In addition, green buildings provide financial benefits that conventional buildings do not. With more natural light and better air quality, green buildings typically contribute to improved employee and student health, comfort, and productivity.


What is a home energy rating?

HERS (Home Energy Rating Systems) provide a standardized evaluation of a home's energy efficiency and expected energy costs.  A home energy rating can qualify a home owner or home buyer for an energy-efficient mortgage (EEM) or an energy-improvement mortgage (EIM).  An energy rating can maximize the value of the largest single investment most home owners are likely to make in their entire lifetime. In addition, knowing a home’s energy performance is a critical when selecting or upgrading a home.


How do I find an Energy Rater?

Search the EnergyGauge database for an Energy Rater near you.


How can I reduce my energy costs in my home?

Whether you-re designing a new home or retrofitting an existing home there are several things you can do to save money. Look at Florida Solar Energy Center's list of priorities for more details.


What is a radiant barrier? Should I have one in my home?

Radiant barriers are installed in homes—most commonly in attics—to keep them cooler and reduce cooling costs. In hot climates, the benefits of a radiant barrier include both dollar savings and increased comfort. The barrier consists of a highly reflective material that reflects radiant heat, rather than absorbing it.

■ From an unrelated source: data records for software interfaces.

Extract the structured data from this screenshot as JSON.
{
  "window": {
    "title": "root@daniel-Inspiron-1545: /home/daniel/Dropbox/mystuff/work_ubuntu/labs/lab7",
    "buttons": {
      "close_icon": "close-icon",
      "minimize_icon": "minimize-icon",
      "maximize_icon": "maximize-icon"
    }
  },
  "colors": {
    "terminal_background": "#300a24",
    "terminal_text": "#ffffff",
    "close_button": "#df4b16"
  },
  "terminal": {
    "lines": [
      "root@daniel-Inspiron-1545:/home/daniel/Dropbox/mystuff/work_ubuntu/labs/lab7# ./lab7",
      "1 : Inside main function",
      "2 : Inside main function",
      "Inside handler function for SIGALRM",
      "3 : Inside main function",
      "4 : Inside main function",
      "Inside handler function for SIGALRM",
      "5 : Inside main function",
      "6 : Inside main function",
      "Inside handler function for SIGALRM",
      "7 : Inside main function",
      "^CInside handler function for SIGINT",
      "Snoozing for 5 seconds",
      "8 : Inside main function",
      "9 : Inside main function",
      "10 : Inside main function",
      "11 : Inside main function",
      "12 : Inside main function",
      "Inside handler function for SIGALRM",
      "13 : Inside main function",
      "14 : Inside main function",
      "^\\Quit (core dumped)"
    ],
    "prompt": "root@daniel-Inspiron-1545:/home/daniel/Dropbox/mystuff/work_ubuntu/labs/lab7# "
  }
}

Without a radiant barrier, your roof radiates solar-generated heat to the insulation below it. The insulation absorbs the heat and gradually transfers it to the material it touches, principally the ceiling. This makes your air conditioner run longer and consume more electricity.

For more information about radiant barriers, take a look at the video listed below. Although the video was created in the 80s, the technology is still applicable.

Note: The video is provided in multiple sizes to accommodate different connection speeds. Quick Time 7 is required for viewing but can be downloaded for free by clicking the button below.

Radiant Barriers:
How they work and
how to install them

Running time: 18 minutes

QuickTime 7 Required button

<Small> <Medium> <Large>

Photo: Close-up of man stapling radiant barrier to underside of roof decking

What is a "green" roof?

The term “green” roof may refer to an actual green vegetative roof or it may refer to a roof that utilizes “green” technology, such as a photovoltaic (solar electricity) system.

A green vegetative roof is one that is partially or completely covered with vegetation and soil, or a growing medium, planted over a waterproofing membrane. Additional layers, such as root barrier or drainage and irrigation systems may also be included. Green roof systems have been shown to reduce heat transfer through the roof, decrease stormwater pollutants, and cut down on stormwater volume by naturally evaporating the runoff through the plant respiration process.

In Florida, the University of Central Florida's Stormwater Management Academy installed the university's first green roof on the Student Union. The roof is covered with plants ranging from dune sunflowers to bougainvillea, and three-fourths of the vegetation is native to Florida. It requires little maintenance and it is designed to absorb much of the rainwater. What isn’t absorbed is captured into cisterns and used later to irrigate the roof.

For more information about "green" roofs, visit